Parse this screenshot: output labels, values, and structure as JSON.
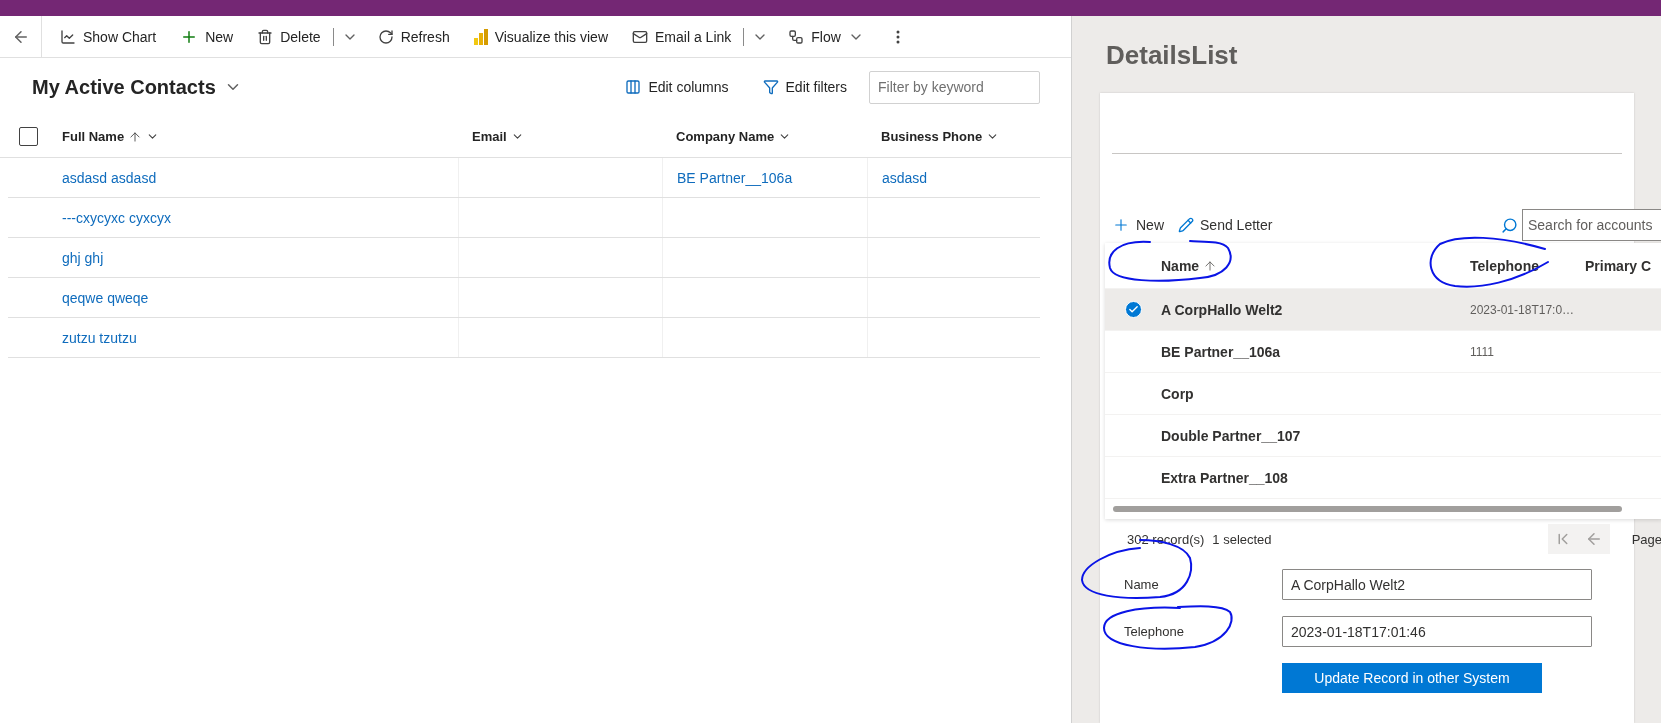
{
  "command_bar": {
    "items": [
      {
        "label": "Show Chart",
        "kind": "button"
      },
      {
        "label": "New",
        "kind": "button"
      },
      {
        "label": "Delete",
        "kind": "split"
      },
      {
        "label": "Refresh",
        "kind": "button"
      },
      {
        "label": "Visualize this view",
        "kind": "button"
      },
      {
        "label": "Email a Link",
        "kind": "split"
      },
      {
        "label": "Flow",
        "kind": "dropdown"
      }
    ]
  },
  "view": {
    "title": "My Active Contacts",
    "edit_columns": "Edit columns",
    "edit_filters": "Edit filters",
    "filter_placeholder": "Filter by keyword"
  },
  "grid": {
    "all_selected": false,
    "columns": [
      {
        "label": "Full Name",
        "sorted": true
      },
      {
        "label": "Email",
        "sorted": false
      },
      {
        "label": "Company Name",
        "sorted": false
      },
      {
        "label": "Business Phone",
        "sorted": false
      }
    ],
    "rows": [
      {
        "full_name": "asdasd asdasd",
        "company_name": "BE Partner__106a",
        "business_phone": "asdasd"
      },
      {
        "full_name": "---cxycyxc cyxcyx"
      },
      {
        "full_name": "ghj ghj"
      },
      {
        "full_name": "qeqwe qweqe"
      },
      {
        "full_name": "zutzu tzutzu"
      }
    ]
  },
  "details_panel": {
    "title": "DetailsList",
    "toolbar": [
      {
        "label": "New"
      },
      {
        "label": "Send Letter"
      }
    ],
    "search_placeholder": "Search for accounts",
    "columns": [
      {
        "label": "Name",
        "sorted": true
      },
      {
        "label": "Telephone",
        "sorted": false
      },
      {
        "label": "Primary C",
        "sorted": false
      }
    ],
    "rows": [
      {
        "name": "A CorpHallo Welt2",
        "telephone": "2023-01-18T17:0…",
        "selected": true
      },
      {
        "name": "BE Partner__106a",
        "telephone": "1111",
        "selected": false
      },
      {
        "name": "Corp",
        "selected": false
      },
      {
        "name": "Double Partner__107",
        "selected": false
      },
      {
        "name": "Extra Partner__108",
        "selected": false
      }
    ],
    "record_count": "302 record(s)",
    "selection_count": "1 selected",
    "page_label": "Page",
    "form": [
      {
        "label": "Name",
        "value": "A CorpHallo Welt2"
      },
      {
        "label": "Telephone",
        "value": "2023-01-18T17:01:46"
      }
    ],
    "submit": "Update Record in other System"
  }
}
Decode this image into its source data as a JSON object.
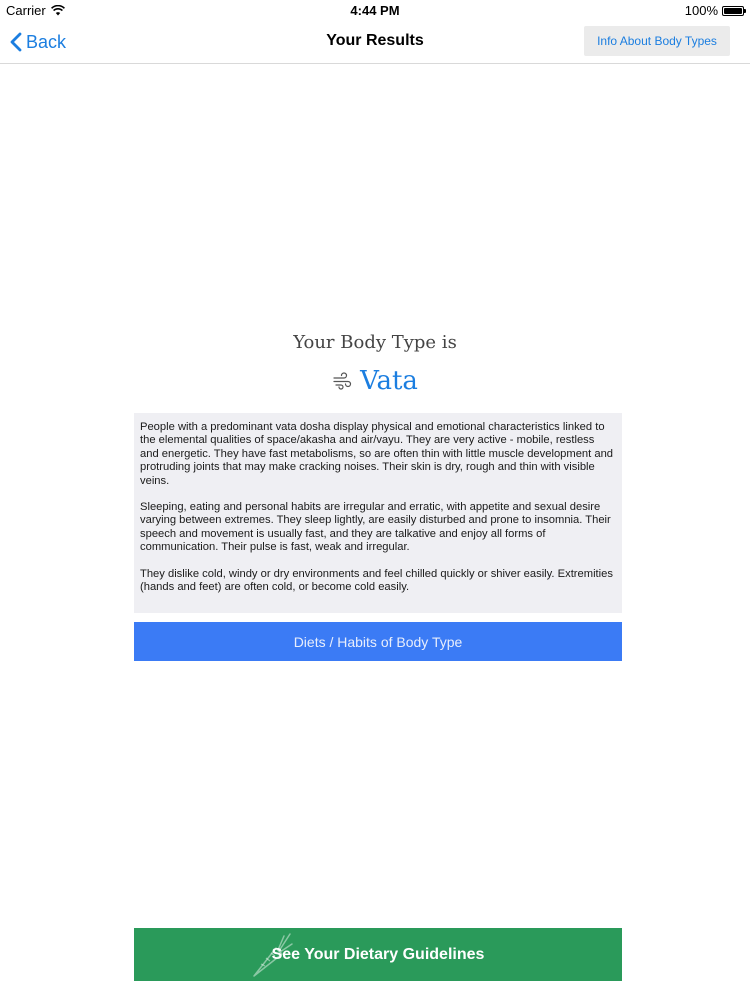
{
  "status_bar": {
    "carrier": "Carrier",
    "time": "4:44 PM",
    "battery": "100%",
    "battery_level": 1.0
  },
  "nav": {
    "back_label": "Back",
    "title": "Your Results",
    "info_button": "Info About Body Types"
  },
  "result": {
    "label": "Your Body Type is",
    "value": "Vata",
    "icon": "wind-icon"
  },
  "description": {
    "paragraphs": [
      "People with a predominant vata dosha display physical and emotional characteristics linked to the elemental qualities of space/akasha and air/vayu. They are very active - mobile, restless and energetic. They have fast metabolisms, so are often thin with little muscle development and protruding joints that may make cracking noises. Their skin is dry, rough and thin with visible veins.",
      "Sleeping, eating and personal habits are irregular and erratic, with appetite and sexual desire varying between extremes. They sleep lightly, are easily disturbed and prone to insomnia. Their speech and movement is usually fast, and they are talkative and enjoy all forms of communication. Their pulse is fast, weak and irregular.",
      "They dislike cold, windy or dry environments and feel chilled quickly or shiver easily. Extremities (hands and feet) are often cold, or become cold easily."
    ]
  },
  "buttons": {
    "diets": "Diets / Habits of Body Type",
    "guidelines": "See Your Dietary Guidelines",
    "guidelines_icon": "carrot-icon"
  },
  "colors": {
    "accent": "#1b7ee0",
    "diets_button": "#3b7bf5",
    "guidelines_button": "#2a9a5a",
    "description_bg": "#efeff3"
  }
}
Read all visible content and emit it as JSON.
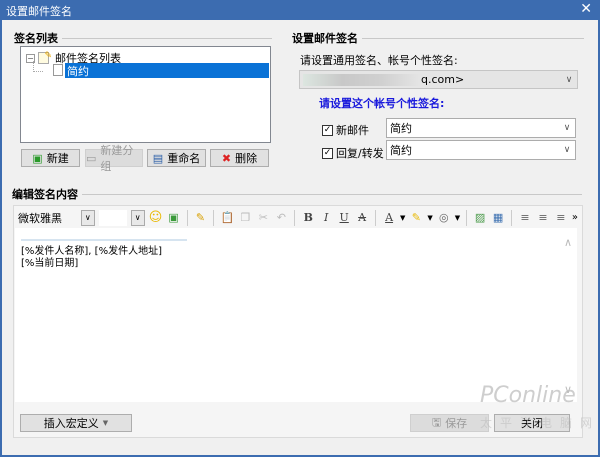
{
  "window": {
    "title": "设置邮件签名",
    "close": "✕"
  },
  "left": {
    "group_label": "签名列表",
    "tree_root": "邮件签名列表",
    "tree_item": "简约",
    "buttons": {
      "new": "新建",
      "new_group": "新建分组",
      "rename": "重命名",
      "delete": "删除"
    }
  },
  "right": {
    "group_label": "设置邮件签名",
    "prompt": "请设置通用签名、帐号个性签名:",
    "account": "q.com>",
    "account_prompt": "请设置这个帐号个性签名:",
    "accent": "#1a1adc",
    "rows": [
      {
        "label": "新邮件",
        "checked": true,
        "value": "简约"
      },
      {
        "label": "回复/转发",
        "checked": true,
        "value": "简约"
      }
    ]
  },
  "editor": {
    "group_label": "编辑签名内容",
    "font": "微软雅黑",
    "size": "",
    "toolbar": {
      "bold": "B",
      "italic": "I",
      "underline": "U",
      "strike": "A",
      "color": "A",
      "more": "»"
    },
    "lines": [
      "[%发件人名称], [%发件人地址]",
      "[%当前日期]"
    ]
  },
  "bottom": {
    "insert_macro": "插入宏定义",
    "save": "保存",
    "close": "关闭"
  },
  "watermark": {
    "brand": "PConline",
    "sub": "太平洋电脑网"
  }
}
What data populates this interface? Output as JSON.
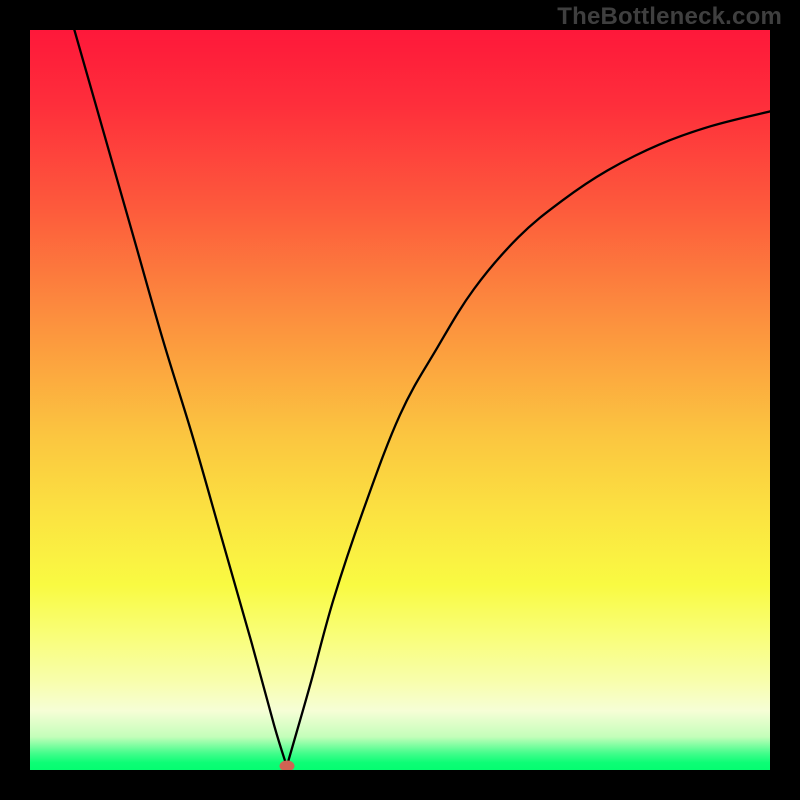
{
  "watermark": "TheBottleneck.com",
  "chart_data": {
    "type": "line",
    "title": "",
    "xlabel": "",
    "ylabel": "",
    "xlim": [
      0,
      100
    ],
    "ylim": [
      0,
      100
    ],
    "legend": false,
    "grid": false,
    "background_gradient": {
      "top": "#fe183a",
      "mid": "#fbe441",
      "bottom": "#05fd71"
    },
    "marker": {
      "x_pct": 34.7,
      "y_pct": 0.5,
      "color": "#d16353"
    },
    "series": [
      {
        "name": "curve",
        "stroke": "#000000",
        "x": [
          6,
          10,
          14,
          18,
          22,
          26,
          30,
          33,
          34.7,
          36,
          38,
          41,
          45,
          50,
          55,
          60,
          66,
          72,
          78,
          85,
          92,
          100
        ],
        "y_pct": [
          100,
          86,
          72,
          58,
          45,
          31,
          17,
          6,
          0.5,
          5,
          12,
          23,
          35,
          48,
          57,
          65,
          72,
          77,
          81,
          84.5,
          87,
          89
        ]
      }
    ]
  }
}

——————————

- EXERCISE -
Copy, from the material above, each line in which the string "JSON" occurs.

- EXERCISE ANSWER -
Parse this screenshot: output labels, values, and structure as JSON.
Decode this image into its source data as a JSON object.
Read all visible content and emit it as JSON.
What data populates this interface? Output as JSON.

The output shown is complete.